Pandemic (H1N1) 2009 - update 83
Weekly virological surveillance update
15 January 2010 - For this reporting week (27th December 2009 to 2nd January 2010), pandemic A (H1N1) accounted for 98.1% of all subtyped influenza A viruses detected in many of the countries reporting influenza activity in both northern and southern hemispheres. One of the exceptions was China where the pandemic (H1N1) 2009 virus accounted for 90.2% of all specimens tested positive for influenza A viruses. Furthermore, in China, influenza B accounted for 12.6% among the specimens tested positive for influenza viruses. Sporadic detections of seasonal A(H1N1), A(H3N2) and influenza B viruses were reported from a few countries including some European countries.
During this week a total of 23 countries reported to FluNet. The total number of specimens reportedly positive for influenza viruses by NIC laboratories was 2,878. Of these, 2,354 (81.8%) were pandemic (H1N1) 2009, 4 (0.1 %) were seasonal A (H1), 41 (1.4%%) were A (H3), 165 (5.7%) were A (not subtyped), 314 (10.9%) were influenza B. The percentage of pandemic (H1N1) 2009 was 98.1% of all subtyped influenza A viruses.
The majority of all influenza detections were reported by China and France followed by Greece. Among the 23 countries reported to FluNet, on average, the pandemic A (H1N1) accounted for 81.8% of all influenza detections (81.6%; 2,348/2,878) for the northern hemisphere from 21 reporting countries and (100%; 6/6) for southern hemisphere from 2 reporting countries. The above numbers represent only the specimens and results reported to FluNet*.
Since the beginning of the pandemic in 19 April 2009 to 9th January 2010 cumulatively 153 countries/areas/territories shared a total of 23,376 specimens (18,203 clinical samples and 5,173 virus isolates) with WHO CCs for further analysis. All pandemic A(H1N1) 2009 influenza viruses analysed to date appear to be antigenically and genetically closely related to the vaccine virus A/California/7/2009.
The WHO Global Influenza Surveillance Network (GISN) including WHOCCs conducts systematic surveillance for antiviral susceptibility. So far, antiviral susceptibility testing conducted by WHO CCs and other GISN laboratories on pandemic A (H1N1) specimens and isolates from at least 87 countries indicates that oseltamivir resistant pandemic H1N1 viruses are still detected sporadically and there is no wide community circulation of oseltamivir resistant viruses except for the recently reported transmission of resistant viruses in a few local settings**. So far, 199 cases of oseltamivir resistance have been reported by GISN and other WHO partners. All of these viruses showed H275Y mutation but all these viruses remain sensitive to zanamivir.

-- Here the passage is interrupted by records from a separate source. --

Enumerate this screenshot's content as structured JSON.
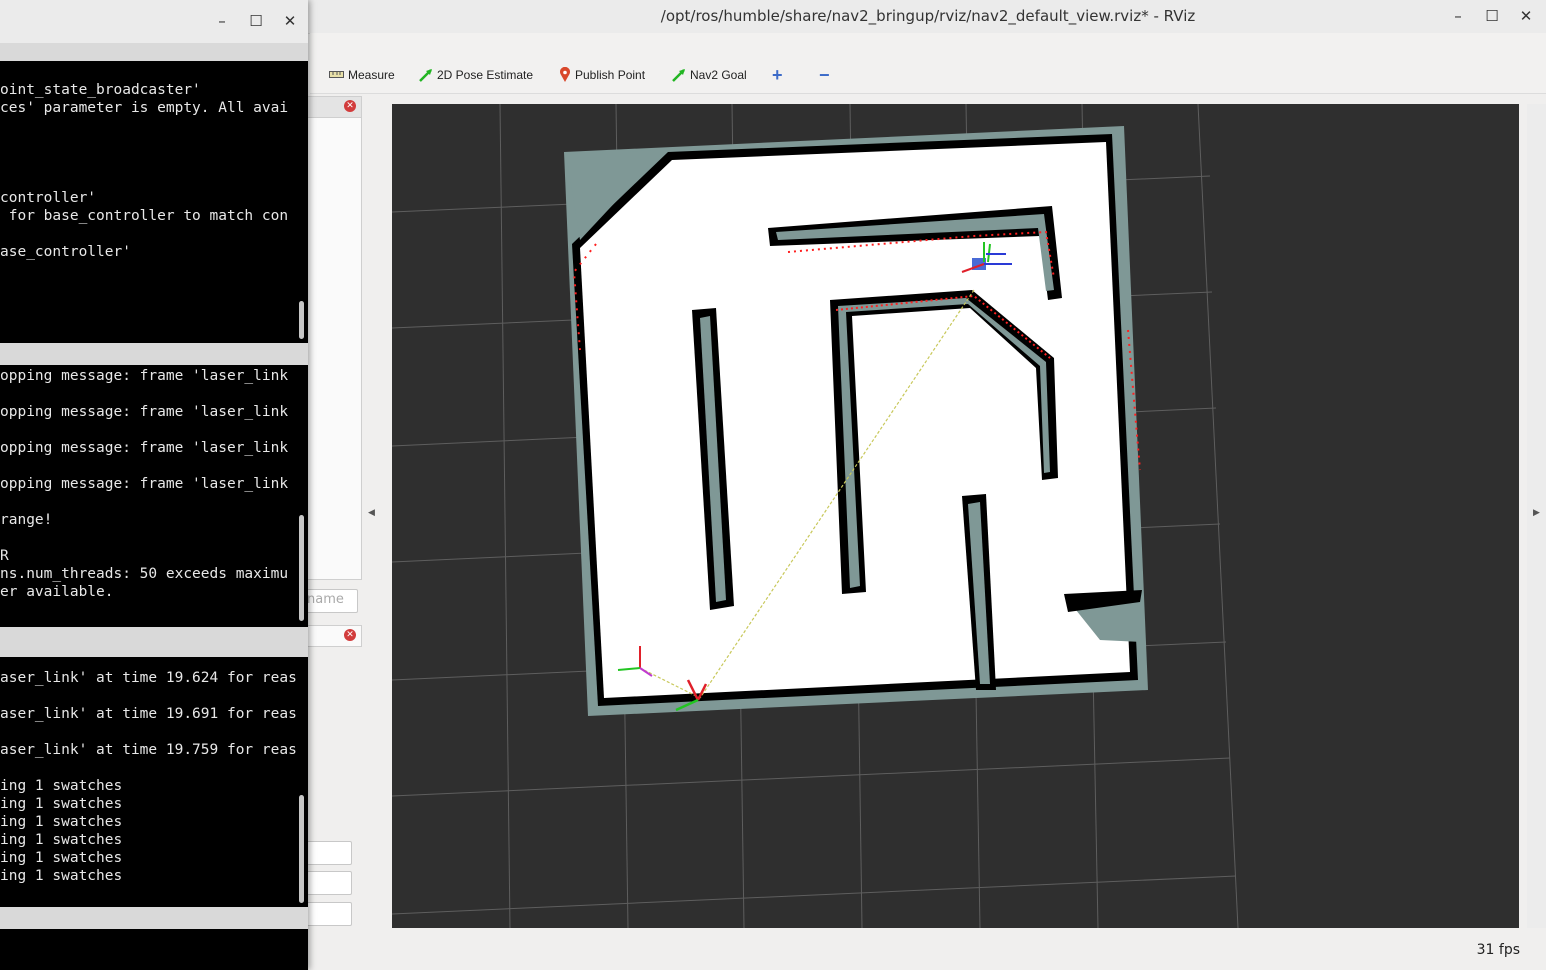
{
  "rviz": {
    "title": "/opt/ros/humble/share/nav2_bringup/rviz/nav2_default_view.rviz* - RViz",
    "controls": {
      "minimize": "–",
      "maximize": "☐",
      "close": "✕"
    },
    "toolbar": {
      "measure": "Measure",
      "pose_estimate": "2D Pose Estimate",
      "publish_point": "Publish Point",
      "nav2_goal": "Nav2 Goal",
      "add": "+",
      "remove": "−"
    },
    "name_placeholder": "name",
    "fps": "31 fps",
    "colors": {
      "viewport_bg": "#2f2f2f",
      "grid": "#5e5e5e",
      "map_free": "#ffffff",
      "map_wall": "#000000",
      "map_inflation": "#7f9896",
      "laser": "#ff2020",
      "plan": "#c8c85a"
    }
  },
  "terminal": {
    "controls": {
      "minimize": "–",
      "maximize": "☐",
      "close": "✕"
    },
    "pane1": [
      "oint_state_broadcaster'",
      "ces' parameter is empty. All avai",
      "",
      "",
      "",
      "controller'",
      " for base_controller to match con",
      "",
      "ase_controller'"
    ],
    "pane2": [
      "opping message: frame 'laser_link",
      "",
      "opping message: frame 'laser_link",
      "",
      "opping message: frame 'laser_link",
      "",
      "opping message: frame 'laser_link",
      "",
      "range!",
      "",
      "R",
      "ns.num_threads: 50 exceeds maximu",
      "er available."
    ],
    "pane3": [
      "aser_link' at time 19.624 for reas",
      "",
      "aser_link' at time 19.691 for reas",
      "",
      "aser_link' at time 19.759 for reas",
      "",
      "ing 1 swatches",
      "ing 1 swatches",
      "ing 1 swatches",
      "ing 1 swatches",
      "ing 1 swatches",
      "ing 1 swatches"
    ]
  }
}
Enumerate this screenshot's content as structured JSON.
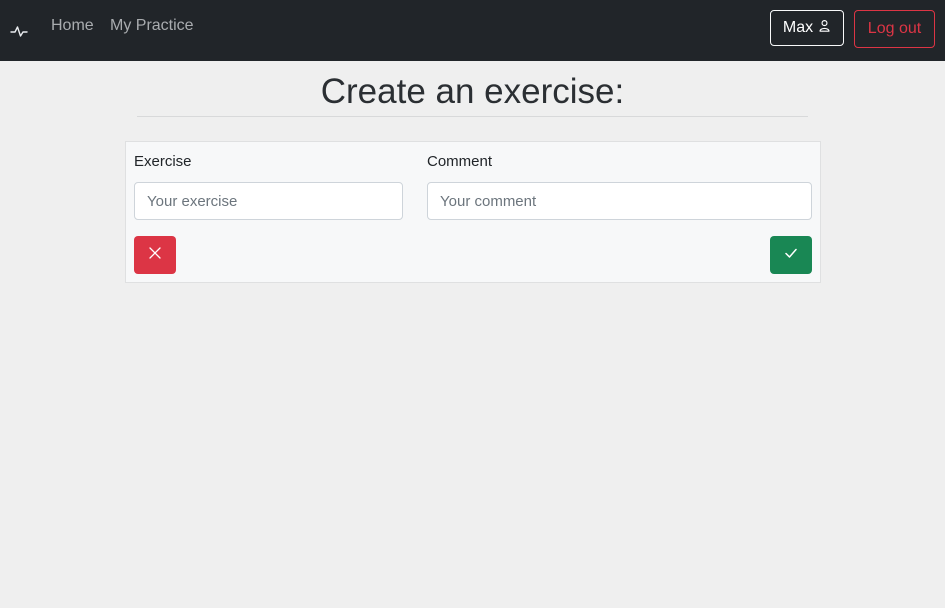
{
  "nav": {
    "brand_icon": "activity-pulse-icon",
    "links": [
      {
        "label": "Home"
      },
      {
        "label": "My Practice"
      }
    ],
    "user": {
      "label": "Max",
      "icon": "person-icon"
    },
    "logout_label": "Log out"
  },
  "page": {
    "title": "Create an exercise:"
  },
  "form": {
    "exercise": {
      "label": "Exercise",
      "placeholder": "Your exercise",
      "value": ""
    },
    "comment": {
      "label": "Comment",
      "placeholder": "Your comment",
      "value": ""
    },
    "cancel_icon": "x-icon",
    "confirm_icon": "check-icon"
  },
  "colors": {
    "navbar_bg": "#212529",
    "danger": "#dc3545",
    "success": "#198754",
    "page_bg": "#efefef"
  }
}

Since the first appearance of pandemic influenza A (H1N1) 2009 viruses, certain mutations including those leading to the D222G substitution in the haemagglutinin (HA) protein and the K340N substitution in the polymerase basic protein 2 (PB2) have been detected sporadically. These substitutions in HA and/or PB2 have been reported in viruses obtained from mild, severe or fatal illness cases but such viruses have neither formed distinct phylogenetic clustering nor been associated with consistent changes in virus antigenicity. Based on currently available virological, epidemiological, and clinical information, the D222G substitution does not appear to pose a major public health issue. A preliminary review has been published*** , and the WHO GISN and its partners will continue to closely monitor pandemic viruses for the D222G and other amino acid substitutions and assess associated risks.
WHO, through the GISN, continues monitoring the evolution and global circulation of influenza viruses, including pandemic, seasonal and other influenza viruses infecting, or with the potential to infect humans.
*Some NICs report data to FluNet retrospectively and updates of previous data with new results are frequent.
- * Pandemic (H1N1) 2009: antiviral drug resistance
- **Preliminary review of D222G amino acid substitution in the haemagglutinin of pandemic influenza A (H1N1) 2009 viruses